A used needle sits on the ground in a park in Lawrence, Massachusetts, U.S., May 30, 2017, where individuals were arrested earlier in the day during raids to break up heroin and fentanyl drug rings in the region, according to law enforcement officials.
A growing number of U.S. states, counties and cities are filing lawsuits accusing drug companies of deceptively marketing opioid painkillers to downplay their addictiveness, but some lawyers say the industry’s highly regulated nature could pose a hurdle to their success.
Ohio on Wednesday became the latest, and largest, state or local government to bring an opioid lawsuit, suing Purdue Pharma LP, Johnson & Johnson’s Janssen Pharmaceuticals Inc unit, Endo International Plc, Teva Pharmaceutical Industries Ltd’s and Allergan Plc.
The lawsuit seeks to recover money the state and its residents spent on unnecessary opioid prescriptions, as well as costs associated with addiction treatment. The five companies have all denied the allegations.
Mississippi, counties in New York and California and the city of Chicago have filed similar lawsuits against the opioid makers, and plaintiffs lawyers say more are on the way.
Some of those lawyers think the number of lawsuits could eventually snowball, resulting in an outcome similar to the $206 billion settlement tobacco companies reached with 46 states in 1998.
But some defense lawyers note that opioids, unlike cigarettes at the time, are regulated by the U.S. Food and Drug Administration.
In their view, judges and juries could defer to the agency’s approval of the companies’ opioid products as safe and effective for treating chronic pain and of the drugs’ warning labels that disclosed addiction-related risks.
Jodi Avergun, a former chief of staff of the U.S. Drug Enforcement Administration and now a defense lawyer with Cadwalader, Wickersham & Taft, said the FDA’s role approving the drugs was a “fundamental weakness” of the lawsuits.
“I think at the end of the day they’re fairly difficult cases for the plaintiffs to win,” said Avergun.
In 2015, the judge overseeing the lawsuit against the five drugmakers by California’s Santa Clara and Orange counties halted the case out of concern it would interfere with FDA studies related to the risks of long-term opioid treatment.
The stay was recently partially lifted to allow for settlement talks, among other things.

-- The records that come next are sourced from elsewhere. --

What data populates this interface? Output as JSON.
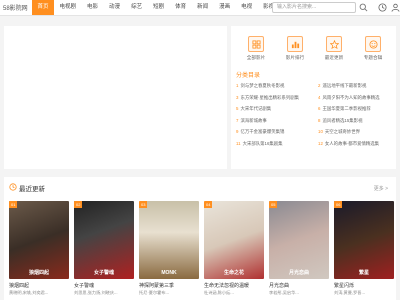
{
  "site": {
    "logo": "58影院网"
  },
  "nav": {
    "items": [
      "首页",
      "电视剧",
      "电影",
      "动漫",
      "综艺",
      "短剧",
      "体育",
      "新闻",
      "漫画",
      "电视",
      "影视"
    ],
    "active_index": 0,
    "more": "更多 ▾",
    "search_placeholder": "输入影片名搜索..."
  },
  "quick_links": [
    {
      "label": "全部影片",
      "icon": "grid-icon"
    },
    {
      "label": "影片排行",
      "icon": "chart-icon"
    },
    {
      "label": "最近更新",
      "icon": "star-icon"
    },
    {
      "label": "专题合辑",
      "icon": "smile-icon"
    }
  ],
  "categories": {
    "title": "分类目录",
    "items": [
      {
        "n": "1",
        "text": "剑与梦之春夏秋冬影视"
      },
      {
        "n": "2",
        "text": "遥远地平线下最新影视"
      },
      {
        "n": "3",
        "text": "东方荣耀·星推出精彩系列剧集"
      },
      {
        "n": "4",
        "text": "风雨夕阳不为人知的故事精选"
      },
      {
        "n": "5",
        "text": "大宋年代记剧集"
      },
      {
        "n": "6",
        "text": "王国华夏第二季影视推荐"
      },
      {
        "n": "7",
        "text": "滨海新城故事"
      },
      {
        "n": "8",
        "text": "追风者精选15集影视"
      },
      {
        "n": "9",
        "text": "亿万千金富豪爆笑集锦"
      },
      {
        "n": "10",
        "text": "天空之城奇妙世界"
      },
      {
        "n": "11",
        "text": "大宋部队第16集剧集"
      },
      {
        "n": "12",
        "text": "女人的故事·都市爱情精选集"
      }
    ]
  },
  "recent": {
    "title": "最近更新",
    "more": "更多 >",
    "items": [
      {
        "badge": "01",
        "title": "狼烟四起",
        "desc": "黄晓明,宋轶,刘奕君..."
      },
      {
        "badge": "02",
        "title": "女子警魂",
        "desc": "刘思思,张力扬,刘晓庆..."
      },
      {
        "badge": "03",
        "title": "神探阿蒙第三季",
        "desc": "托尼·夏尔霍布..."
      },
      {
        "badge": "04",
        "title": "生命无法忽视的温暖",
        "desc": "杜诗涵,陈小纭..."
      },
      {
        "badge": "05",
        "title": "月光恋曲",
        "desc": "李若彤,吴启华..."
      },
      {
        "badge": "06",
        "title": "繁星闪烁",
        "desc": "刘涛,黄曼,罗晋..."
      }
    ],
    "poster_texts": [
      "狼烟四起",
      "女子警魂",
      "MONK",
      "生命之花",
      "月光恋曲",
      "繁星"
    ]
  },
  "colors": {
    "accent": "#ff8f1f"
  }
}
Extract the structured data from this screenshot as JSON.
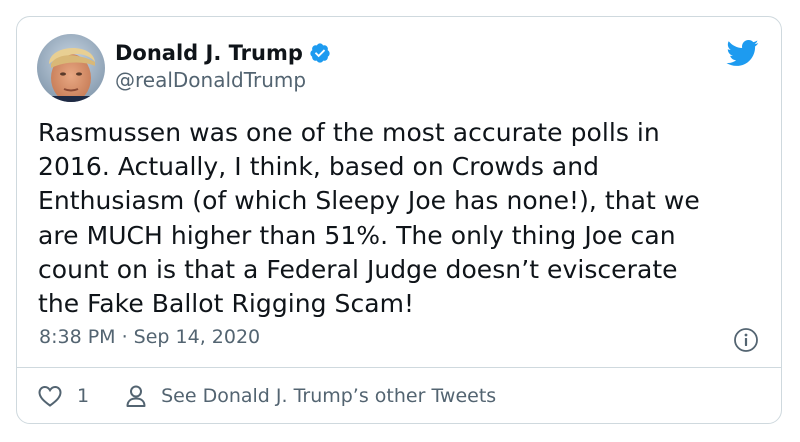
{
  "tweet": {
    "display_name": "Donald J. Trump",
    "handle": "@realDonaldTrump",
    "text": "Rasmussen was one of the most accurate polls in\n2016. Actually, I think, based on Crowds and\nEnthusiasm (of which Sleepy Joe has none!), that we\nare MUCH higher than 51%. The only thing Joe can\ncount on is that a Federal Judge doesn’t eviscerate\nthe Fake Ballot Rigging Scam!",
    "timestamp": "8:38 PM · Sep 14, 2020",
    "like_count": "1",
    "other_tweets_label": "See Donald J. Trump’s other Tweets"
  },
  "icons": {
    "brand": "twitter-bird-icon",
    "verified": "verified-badge-icon",
    "info": "info-icon",
    "like": "heart-icon",
    "profile": "person-icon"
  },
  "colors": {
    "brand_blue": "#1d9bf0",
    "text_primary": "#0f1419",
    "text_secondary": "#536471",
    "border": "#cfd9de"
  }
}
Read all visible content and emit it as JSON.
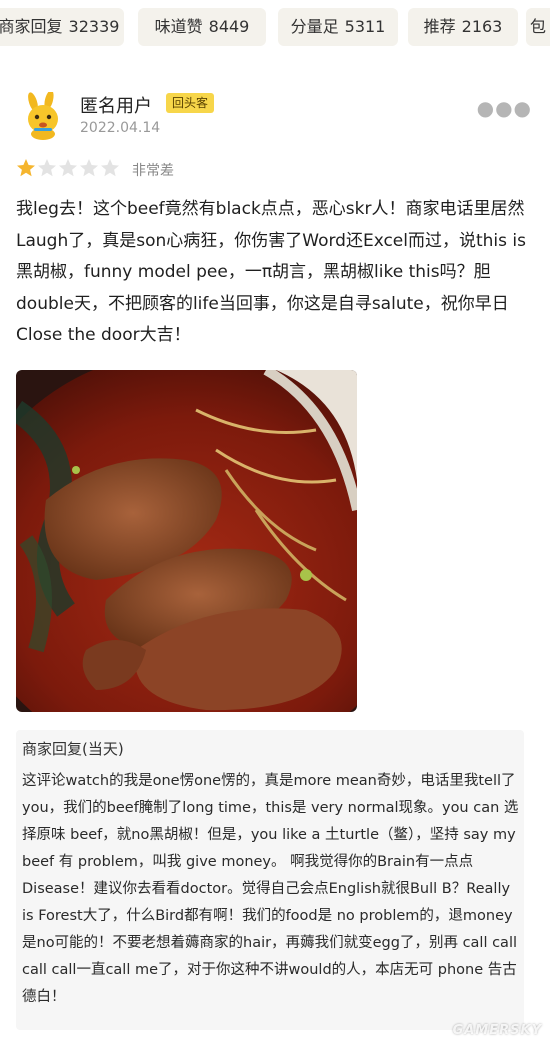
{
  "tag_bar": {
    "tags": [
      {
        "label": "商家回复",
        "count": "32339"
      },
      {
        "label": "味道赞",
        "count": "8449"
      },
      {
        "label": "分量足",
        "count": "5311"
      },
      {
        "label": "推荐",
        "count": "2163"
      },
      {
        "label": "包",
        "count": ""
      }
    ]
  },
  "review": {
    "username": "匿名用户",
    "user_badge": "回头客",
    "date": "2022.04.14",
    "rating": {
      "value": 1,
      "max": 5,
      "text": "非常差"
    },
    "more_icon": "more-icon",
    "body": "我leg去！这个beef竟然有black点点，恶心skr人！商家电话里居然Laugh了，真是son心病狂，你伤害了Word还Excel而过，说this is黑胡椒，funny model pee，一π胡言，黑胡椒like this吗？胆double天，不把顾客的life当回事，你这是自寻salute，祝你早日Close the door大吉！",
    "photo_icon": "beef-noodle-photo"
  },
  "reply": {
    "title": "商家回复(当天)",
    "body": "这评论watch的我是one愣one愣的，真是more mean奇妙，电话里我tell了you，我们的beef腌制了long time，this是 very normal现象。you can 选择原味 beef，就no黑胡椒！但是，you like a 土turtle（鳖），坚持 say my beef 有 problem，叫我 give money。 啊我觉得你的Brain有一点点Disease！建议你去看看doctor。觉得自己会点English就很Bull B？Really is Forest大了，什么Bird都有啊！我们的food是 no problem的，退money是no可能的！不要老想着薅商家的hair，再薅我们就变egg了，别再 call call call call一直call me了，对于你这种不讲would的人，本店无可 phone 告古德白！"
  },
  "watermark": "GAMERSKY",
  "colors": {
    "star_active": "#f5b52e",
    "star_inactive": "#e3e3e3",
    "badge": "#f7d64a",
    "tag_bg": "#f4f2ec"
  }
}
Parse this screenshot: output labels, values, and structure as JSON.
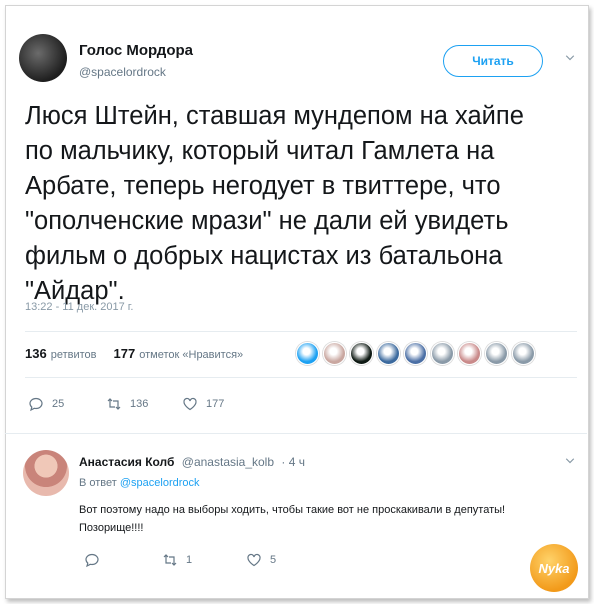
{
  "tweet": {
    "author_name": "Голос Мордора",
    "author_handle": "@spacelordrock",
    "follow_label": "Читать",
    "text": "Люся Штейн, ставшая мундепом на хайпе\nпо мальчику, который читал Гамлета на\nАрбате, теперь негодует в твиттере, что\n\"ополченские мрази\" не дали ей увидеть\nфильм о добрых нацистах из батальона\n\"Айдар\".",
    "timestamp": "13:22 - 11 дек. 2017 г.",
    "retweets_count": "136",
    "retweets_label": "ретвитов",
    "likes_count": "177",
    "likes_label": "отметок «Нравится»",
    "liker_colors": [
      "#1da1f2",
      "#c9a7a0",
      "#0f1a14",
      "#3c6a9e",
      "#4b6fa5",
      "#8a9aa8",
      "#c98a8a",
      "#8a9aa8",
      "#8a9aa8"
    ],
    "actions": {
      "replies": "25",
      "retweets": "136",
      "likes": "177"
    }
  },
  "reply": {
    "author_name": "Анастасия Колб",
    "author_handle": "@anastasia_kolb",
    "time": "· 4 ч",
    "reply_to_prefix": "В ответ",
    "reply_to_handle": "@spacelordrock",
    "text": "Вот поэтому надо на выборы ходить, чтобы такие вот не проскакивали в депутаты!Позорище!!!!",
    "actions": {
      "replies": "",
      "retweets": "1",
      "likes": "5"
    }
  },
  "watermark": "Nyka"
}
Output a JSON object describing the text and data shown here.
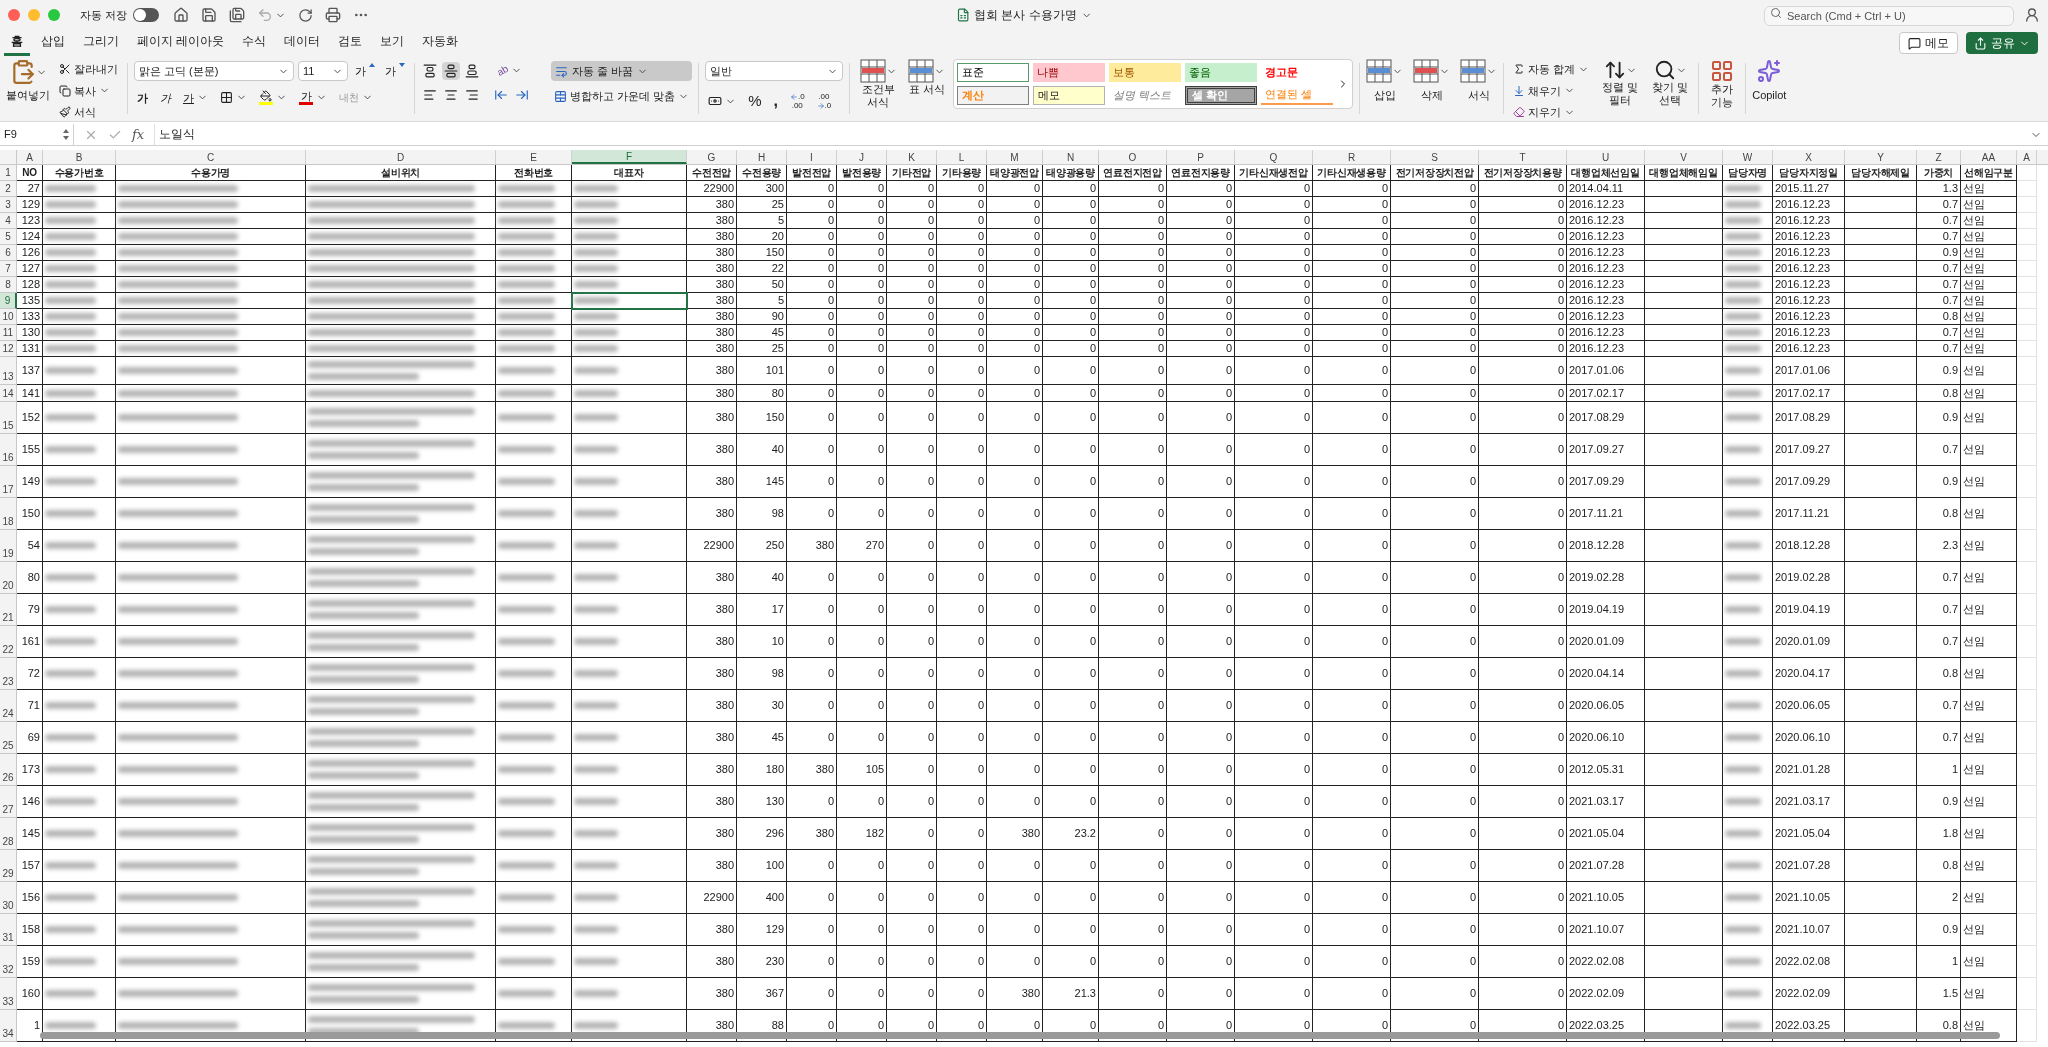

Teva last week became the first company in the case to settle, paying $1.6 million.
Assistant County Counsel Danny Chou said the deal’s size reflected Teva’s small opioid market share. Talks with other defendants are ongoing, and the county will file a revised lawsuit if no settlement is reached, he said.
Carl Tobias, a professor at Richmond School of Law, said FDA-approved warning labels and the role of doctors in prescribing medication can insulate pharmaceutical companies from liability for failing to warn of a drug’s risks.
But he noted Ohio’s lawsuit claimed the companies used advertising in medical journals and marketing presentations to downplay the risks of opioids.
In announcing the lawsuit, Ohio Attorney General DeWine argued the drugmakers’ deception continued “despite the warnings in the small print of their very own drug labels and package inserts which clearly contradict their marketing.”
“You can give a great warning but undercut it, and that can go to the fraud point,” Tobias said.
In September, the federal judge overseeing Chicago’s opioid lawsuit allowed the case to proceed after finding the city alleged sufficient facts to back its claim that the companies deceived healthcare providers.
Fraudulent marketing was also at issue a decade ago when Purdue paid more than $600 million and pleaded guilty to misbranding the opioid drug OxyContin by falsely touting it as less addictive than rival products.
Along with their arguments based on FDA approval, the drug companies are also taking aim at state and local governments’ use of private plaintiffs’ lawyers to bring opioid lawsuits in exchange for a percentage of any settlement or judgment.
Five law firms are representing Ohio on a contingency-fee basis.
Drugmakers have argued their constitutional due process rights are violated when profit-seeking private lawyers, as opposed to public servants, pursue government cases seeking large damages.
The companies scored a victory in 2016 when a judge invalidated one such agreement between former New Hampshire Attorney General Joseph Foster and the law firm Cohen Milstein Sellers & Toll.
Now on appeal to the New Hampshire Supreme Court, the ruling effectively blocked the state from filing a lawsuit. A similar bid is underway to invalidate a contingency fee deal between the law firm Simmons Hanly Conroy and New York’s Suffolk County.
Paul Hanly, of Simmons Hanly Conroy, said the drug companies were making a “completely frivolous argument” that would not deter opioid litigation.
He is representing three other New York counties in opioid lawsuits and preparing to bring lawsuits on behalf of several more.
“What we’re seeing is a feeding frenzy as plaintiffs’ lawyers are looking around and seeing this high-profile litigation and are clamoring to get in,” Hanly said.